So this week, I sat down with three of our actors from Macbeth to get their takes on the experimentation we’ve been doing in and around masks, under Todd’s direction and expertise, as well as hear why they decided to join our merry band of players in the first place.
We are ecstatic to welcome back Chance Parker, who is playing our Macbeth after playing our Dukes in 2017’s As You Like It. He decided to audition because he believes in what we do (thanks, Chance!) and notes that he’s excited about this show in particular. “Macbeth itself is a really fun play. It’s well known, but it’s a great one. Not only the political intrigue, which I’m really into, but you’ve also got all these supernatural elements that really add to the mood,” said Chance.
Izzy Chilian is joining us in hopes of “a learning experience.” Despite not having done any shows with Shakespearemachine before, she’s no stranger to either Shakespearean texts or the Fort Wayne stage. As our First Witch (among other roles), Izzy said, “I’m really looking forward to being a little creepy. A little spooky.” It’s all about the aesthetic, am I right?
And finally, I talked to Mike Adams, our understudy for Macduff, whom you might recognize from the IPFW stage along with Chance. Mike is also a first-time Shakespearemachine cast member but was intrigued by the idea of working with masks further than he has during rehearsals in the past.
So what do all three of these actors think about our mask work so far?
One of the areas of mask work we’ve been focusing on has been mask and countermask: the idea that within every mask, there is another side of the character’s personality. Todd likens it to the “mask” being the public self, who might be on reality T.V., versus the “countermask,” which would be what the person or character is really like in a private space once the cameras are off. Both sides of the character are valid, and they don’t necessarily have to be stark opposites - and certain external elements can cause a shift between the physicality of the mask and its countermask. “As I’ve been looking at the script, I think Macbeth himself has a very different mask and countermask,” said Chance. “So I’m interested in finding that, and where he switches, and how that switch looks.”

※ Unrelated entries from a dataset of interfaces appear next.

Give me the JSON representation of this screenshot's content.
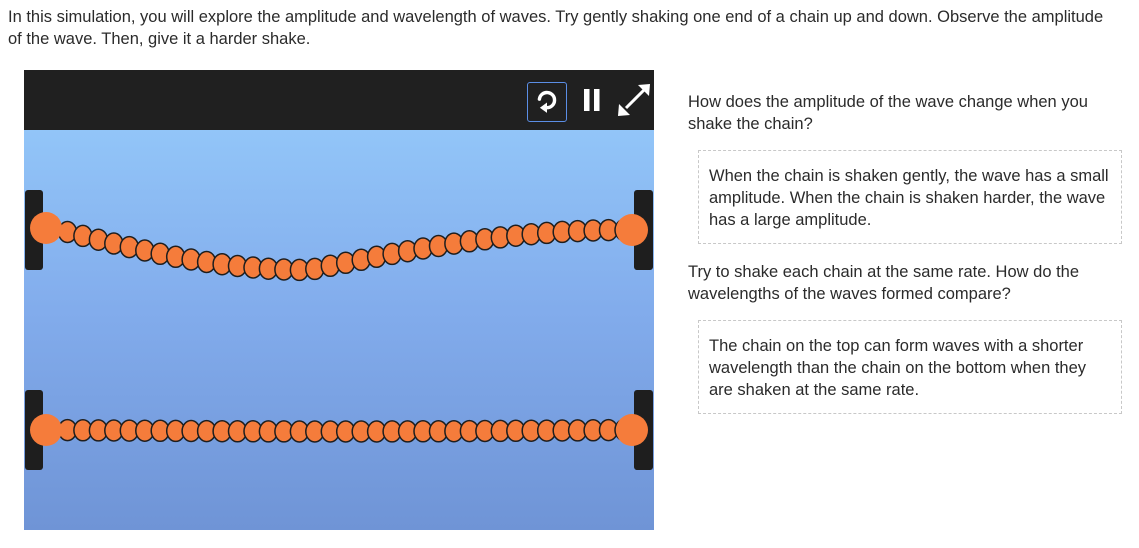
{
  "intro": "In this simulation, you will explore the amplitude and wavelength of waves. Try gently shaking one end of a chain up and down. Observe the amplitude of the wave. Then, give it a harder shake.",
  "simulation": {
    "toolbar": {
      "replay_icon": "replay-icon",
      "pause_icon": "pause-icon",
      "expand_icon": "expand-icon"
    },
    "colors": {
      "toolbar": "#202020",
      "sky_top": "#92c5f8",
      "sky_bottom": "#6f94d6",
      "chain": "#f57c3b",
      "chain_outline": "#1e1e1e",
      "handle": "#1e1e1e"
    }
  },
  "questions": [
    {
      "prompt": "How does the amplitude of the wave change when you shake the chain?",
      "answer": "When the chain is shaken gently, the wave has a small amplitude. When the chain is shaken harder, the wave has a large amplitude."
    },
    {
      "prompt": "Try to shake each chain at the same rate. How do the wavelengths of the waves formed compare?",
      "answer": "The chain on the top can form waves with a shorter wavelength than the chain on the bottom when they are shaken at the same rate."
    }
  ]
}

Mike, too, has found value in the way that masks can help physicalize internal character traits, especially based on the shapes found in the face and features of the mask. “[It’s cool to] get an idea of what the personalities are, based on the appearance,” he said. “And making an inner monologue for the character, so I get a chance to know it better. It’s exhausting, yeah, but it’s very worth it because it helps you get into the character much more.”
What’s really special about the mask work is that it opens doors into new ways of seeing the text and interacting with the world that’s built within it. “I think it’s kind of incredible. Like, it’s not just mask work. You can apply it to any part of theatre,” said Izzy. We thank Todd for his enthusiasm and energetic personality as he joined us this week and helped to open up those doors for us.
As we move into more movement, viewpoints, and devising next week, and then table work the next, I’ll keep you updated on what’s happening in rehearsals! Keep an eye out on our Facebook page and Instagram so you don’t miss our next update - and if you’re interested in coming to see how all this mask work will come together during the performance, tickets will go on sale soon!
Shakespearemachine will be performing Macbeth at the Parkview Physicians Group ArtsLab (300 E. Main St., Fort Wayne, IN), November 30 through December 16.